* _Data about app and page elements_:
•••

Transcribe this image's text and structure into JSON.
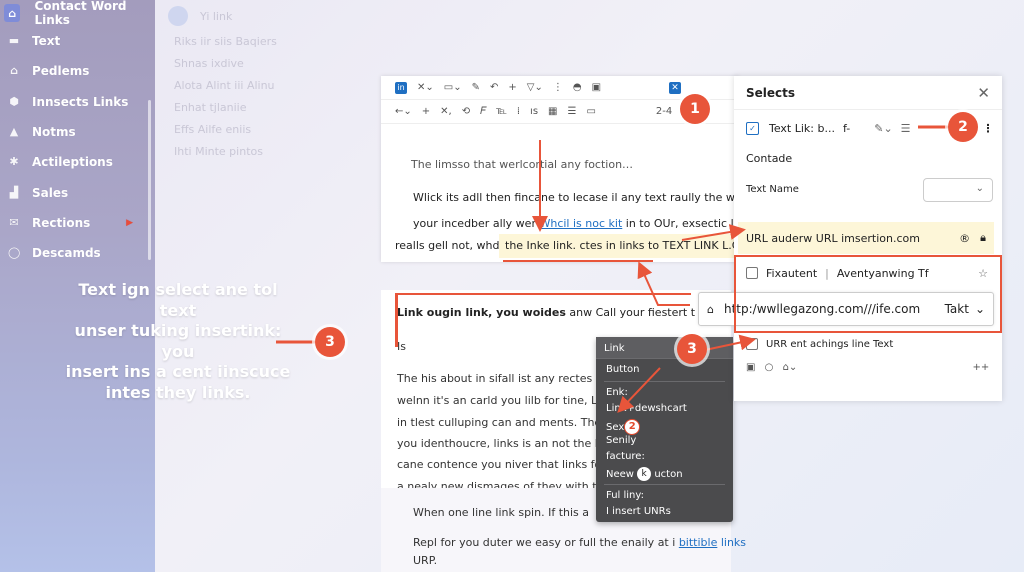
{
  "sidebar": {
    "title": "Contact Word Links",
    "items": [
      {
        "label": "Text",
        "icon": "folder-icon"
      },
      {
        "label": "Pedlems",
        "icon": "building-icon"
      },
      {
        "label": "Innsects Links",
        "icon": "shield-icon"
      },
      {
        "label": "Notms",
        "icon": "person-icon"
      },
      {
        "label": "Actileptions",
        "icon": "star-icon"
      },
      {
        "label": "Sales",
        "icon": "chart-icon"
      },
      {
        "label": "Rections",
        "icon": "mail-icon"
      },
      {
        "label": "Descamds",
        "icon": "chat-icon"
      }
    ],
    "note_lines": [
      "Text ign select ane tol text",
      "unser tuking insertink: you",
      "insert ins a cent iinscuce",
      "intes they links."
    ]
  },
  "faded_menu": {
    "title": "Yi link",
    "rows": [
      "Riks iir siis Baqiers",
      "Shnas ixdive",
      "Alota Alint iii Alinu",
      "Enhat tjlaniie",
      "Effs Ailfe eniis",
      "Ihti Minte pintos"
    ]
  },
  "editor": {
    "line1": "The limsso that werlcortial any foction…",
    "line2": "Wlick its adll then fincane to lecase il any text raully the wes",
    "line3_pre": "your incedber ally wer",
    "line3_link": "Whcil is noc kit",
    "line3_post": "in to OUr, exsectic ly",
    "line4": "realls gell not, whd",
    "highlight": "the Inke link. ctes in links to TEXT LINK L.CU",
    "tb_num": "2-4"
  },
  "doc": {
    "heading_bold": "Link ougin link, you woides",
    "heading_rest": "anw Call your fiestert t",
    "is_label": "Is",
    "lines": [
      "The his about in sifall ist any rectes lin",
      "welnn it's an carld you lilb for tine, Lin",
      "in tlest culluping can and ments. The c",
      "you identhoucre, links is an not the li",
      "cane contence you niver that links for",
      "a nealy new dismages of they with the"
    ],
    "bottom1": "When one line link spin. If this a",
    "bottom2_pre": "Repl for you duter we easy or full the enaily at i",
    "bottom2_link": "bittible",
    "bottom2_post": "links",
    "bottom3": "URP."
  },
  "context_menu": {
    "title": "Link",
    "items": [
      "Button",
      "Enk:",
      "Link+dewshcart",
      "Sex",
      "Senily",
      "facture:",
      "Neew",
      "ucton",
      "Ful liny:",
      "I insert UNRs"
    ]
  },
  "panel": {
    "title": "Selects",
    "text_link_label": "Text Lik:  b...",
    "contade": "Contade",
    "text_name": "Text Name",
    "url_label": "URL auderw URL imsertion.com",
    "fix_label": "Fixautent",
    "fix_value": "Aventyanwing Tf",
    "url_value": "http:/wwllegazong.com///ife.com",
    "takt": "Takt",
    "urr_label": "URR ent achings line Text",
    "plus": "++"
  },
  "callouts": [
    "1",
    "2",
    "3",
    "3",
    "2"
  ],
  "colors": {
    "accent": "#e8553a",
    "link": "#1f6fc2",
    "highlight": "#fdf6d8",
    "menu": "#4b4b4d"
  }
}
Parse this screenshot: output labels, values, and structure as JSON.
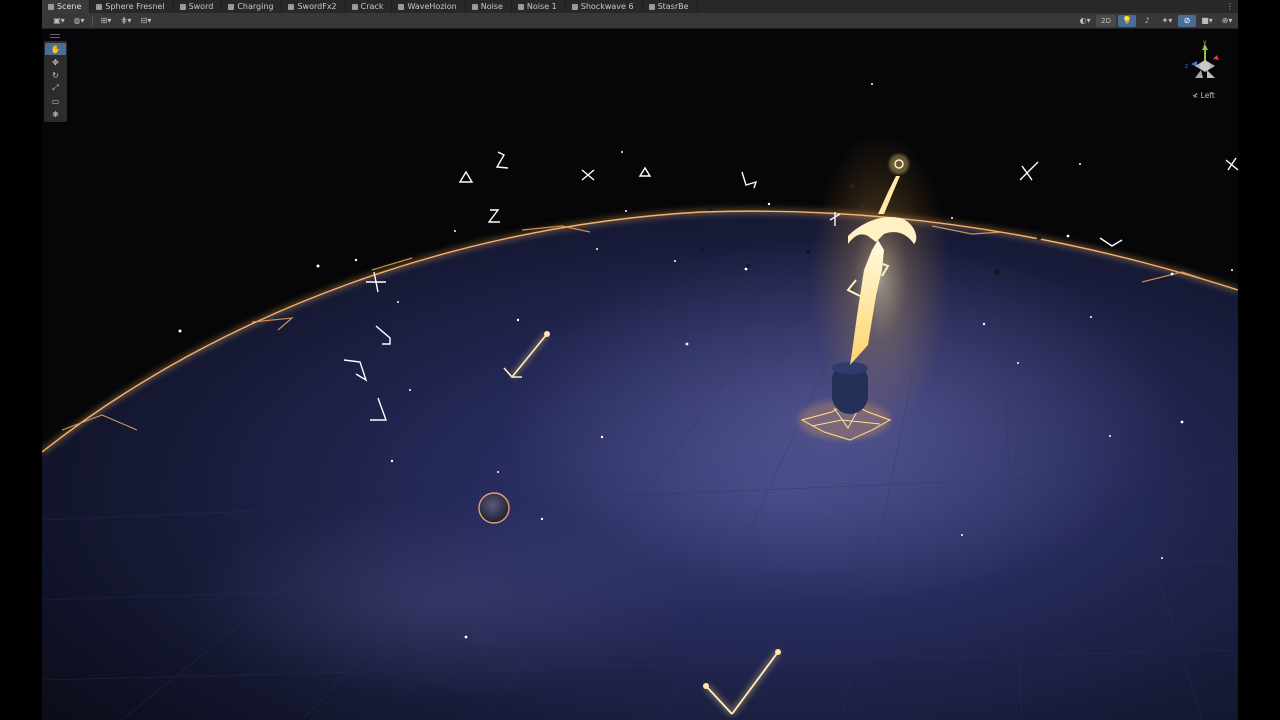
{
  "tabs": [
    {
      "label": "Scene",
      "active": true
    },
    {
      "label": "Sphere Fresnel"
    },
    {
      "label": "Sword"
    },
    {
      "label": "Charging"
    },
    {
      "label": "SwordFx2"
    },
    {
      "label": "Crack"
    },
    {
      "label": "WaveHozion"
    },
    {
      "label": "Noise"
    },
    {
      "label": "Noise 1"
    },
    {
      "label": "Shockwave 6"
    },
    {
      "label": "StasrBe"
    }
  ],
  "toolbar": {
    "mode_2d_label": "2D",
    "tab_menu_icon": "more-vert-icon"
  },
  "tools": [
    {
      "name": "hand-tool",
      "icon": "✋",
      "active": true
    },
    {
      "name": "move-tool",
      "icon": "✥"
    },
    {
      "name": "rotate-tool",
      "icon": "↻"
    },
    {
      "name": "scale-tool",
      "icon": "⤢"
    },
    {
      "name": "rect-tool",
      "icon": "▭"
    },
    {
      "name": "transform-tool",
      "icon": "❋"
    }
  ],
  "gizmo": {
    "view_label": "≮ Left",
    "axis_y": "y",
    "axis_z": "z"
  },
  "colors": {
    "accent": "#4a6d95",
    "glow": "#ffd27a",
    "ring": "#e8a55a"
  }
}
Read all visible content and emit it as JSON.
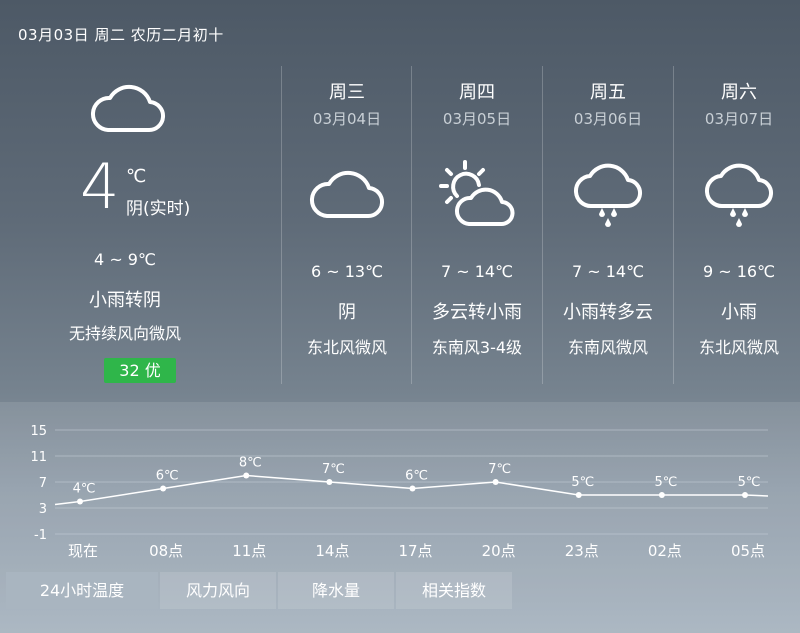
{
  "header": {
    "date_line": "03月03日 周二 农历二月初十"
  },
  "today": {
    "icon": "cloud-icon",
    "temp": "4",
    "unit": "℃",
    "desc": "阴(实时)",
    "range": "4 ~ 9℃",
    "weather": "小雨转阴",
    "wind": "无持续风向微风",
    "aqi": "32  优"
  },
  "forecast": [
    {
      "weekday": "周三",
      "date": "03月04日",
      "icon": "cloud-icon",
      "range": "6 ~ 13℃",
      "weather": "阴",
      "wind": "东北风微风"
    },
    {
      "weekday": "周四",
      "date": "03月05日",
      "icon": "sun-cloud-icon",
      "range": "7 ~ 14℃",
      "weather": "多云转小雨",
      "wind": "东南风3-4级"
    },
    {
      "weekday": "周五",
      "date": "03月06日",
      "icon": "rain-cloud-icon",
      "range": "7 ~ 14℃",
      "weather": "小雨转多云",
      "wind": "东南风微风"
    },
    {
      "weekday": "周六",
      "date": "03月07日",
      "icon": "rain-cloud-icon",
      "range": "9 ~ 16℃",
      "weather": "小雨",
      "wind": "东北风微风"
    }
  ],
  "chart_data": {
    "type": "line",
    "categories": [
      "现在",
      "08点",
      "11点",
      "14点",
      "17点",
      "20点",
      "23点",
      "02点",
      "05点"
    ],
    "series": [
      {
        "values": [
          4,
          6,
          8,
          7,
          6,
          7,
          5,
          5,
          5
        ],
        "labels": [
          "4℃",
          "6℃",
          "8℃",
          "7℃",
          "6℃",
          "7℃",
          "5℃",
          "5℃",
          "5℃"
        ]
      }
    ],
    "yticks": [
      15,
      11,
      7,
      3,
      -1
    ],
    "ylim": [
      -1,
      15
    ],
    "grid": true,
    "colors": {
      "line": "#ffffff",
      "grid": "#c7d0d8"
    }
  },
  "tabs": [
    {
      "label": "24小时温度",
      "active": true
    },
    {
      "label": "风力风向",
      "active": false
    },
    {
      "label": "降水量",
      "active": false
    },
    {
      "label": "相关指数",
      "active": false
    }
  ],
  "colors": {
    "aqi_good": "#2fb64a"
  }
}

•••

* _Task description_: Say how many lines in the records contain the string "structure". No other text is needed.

* _Result for this task_: 2